EXERCISE DIRECTIONS:
Only the pictures should be dropped; every line of the data must come back exactly as written.

Data records for software interfaces:
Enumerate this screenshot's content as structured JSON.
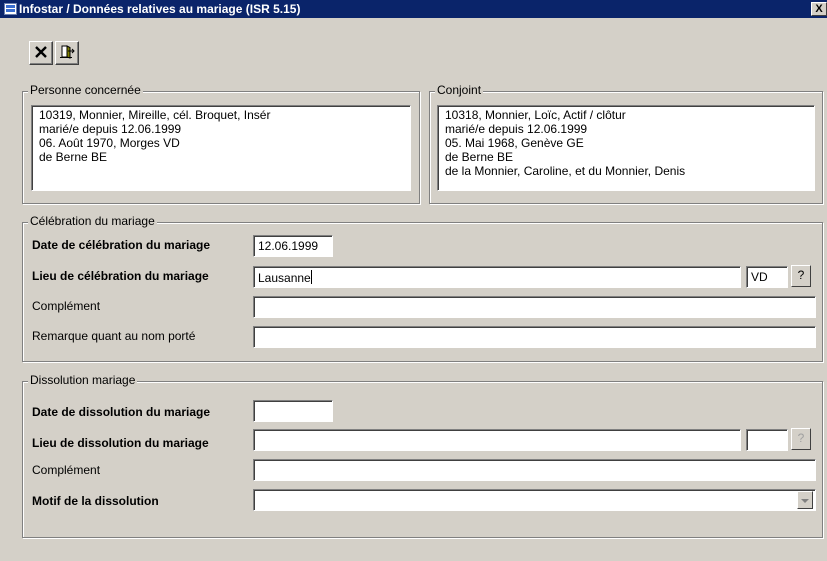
{
  "window": {
    "title": "Infostar / Données relatives au mariage (ISR 5.15)",
    "close_label": "X"
  },
  "toolbar": {
    "buttons": [
      {
        "icon": "close-x-icon"
      },
      {
        "icon": "exit-door-icon"
      }
    ]
  },
  "personne": {
    "legend": "Personne concernée",
    "lines": [
      "10319, Monnier, Mireille, cél. Broquet, Insér",
      "marié/e depuis 12.06.1999",
      "06. Août 1970, Morges VD",
      "de Berne BE"
    ]
  },
  "conjoint": {
    "legend": "Conjoint",
    "lines": [
      "10318, Monnier, Loïc, Actif / clôtur",
      "marié/e depuis 12.06.1999",
      "05. Mai 1968, Genève GE",
      "de Berne BE",
      "de la Monnier, Caroline, et du Monnier, Denis"
    ]
  },
  "celebration": {
    "legend": "Célébration du mariage",
    "date_label": "Date de célébration du mariage",
    "date_value": "12.06.1999",
    "lieu_label": "Lieu de célébration du mariage",
    "lieu_value": "Lausanne",
    "canton_value": "VD",
    "help_label": "?",
    "complement_label": "Complément",
    "complement_value": "",
    "remarque_label": "Remarque quant au nom porté",
    "remarque_value": ""
  },
  "dissolution": {
    "legend": "Dissolution mariage",
    "date_label": "Date de dissolution du mariage",
    "date_value": "",
    "lieu_label": "Lieu de dissolution du mariage",
    "lieu_value": "",
    "canton_value": "",
    "help_label": "?",
    "complement_label": "Complément",
    "complement_value": "",
    "motif_label": "Motif de la dissolution",
    "motif_value": ""
  },
  "colors": {
    "titlebar": "#0a246a",
    "face": "#d4d0c8"
  }
}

EXERCISE RESULT:
Enumerate this screenshot's content as structured JSON.
{
  "window": {
    "title": "Infostar / Données relatives au mariage (ISR 5.15)",
    "close_label": "X"
  },
  "toolbar": {
    "buttons": [
      {
        "icon": "close-x-icon"
      },
      {
        "icon": "exit-door-icon"
      }
    ]
  },
  "personne": {
    "legend": "Personne concernée",
    "lines": [
      "10319, Monnier, Mireille, cél. Broquet, Insér",
      "marié/e depuis 12.06.1999",
      "06. Août 1970, Morges VD",
      "de Berne BE"
    ]
  },
  "conjoint": {
    "legend": "Conjoint",
    "lines": [
      "10318, Monnier, Loïc, Actif / clôtur",
      "marié/e depuis 12.06.1999",
      "05. Mai 1968, Genève GE",
      "de Berne BE",
      "de la Monnier, Caroline, et du Monnier, Denis"
    ]
  },
  "celebration": {
    "legend": "Célébration du mariage",
    "date_label": "Date de célébration du mariage",
    "date_value": "12.06.1999",
    "lieu_label": "Lieu de célébration du mariage",
    "lieu_value": "Lausanne",
    "canton_value": "VD",
    "help_label": "?",
    "complement_label": "Complément",
    "complement_value": "",
    "remarque_label": "Remarque quant au nom porté",
    "remarque_value": ""
  },
  "dissolution": {
    "legend": "Dissolution mariage",
    "date_label": "Date de dissolution du mariage",
    "date_value": "",
    "lieu_label": "Lieu de dissolution du mariage",
    "lieu_value": "",
    "canton_value": "",
    "help_label": "?",
    "complement_label": "Complément",
    "complement_value": "",
    "motif_label": "Motif de la dissolution",
    "motif_value": ""
  },
  "colors": {
    "titlebar": "#0a246a",
    "face": "#d4d0c8"
  }
}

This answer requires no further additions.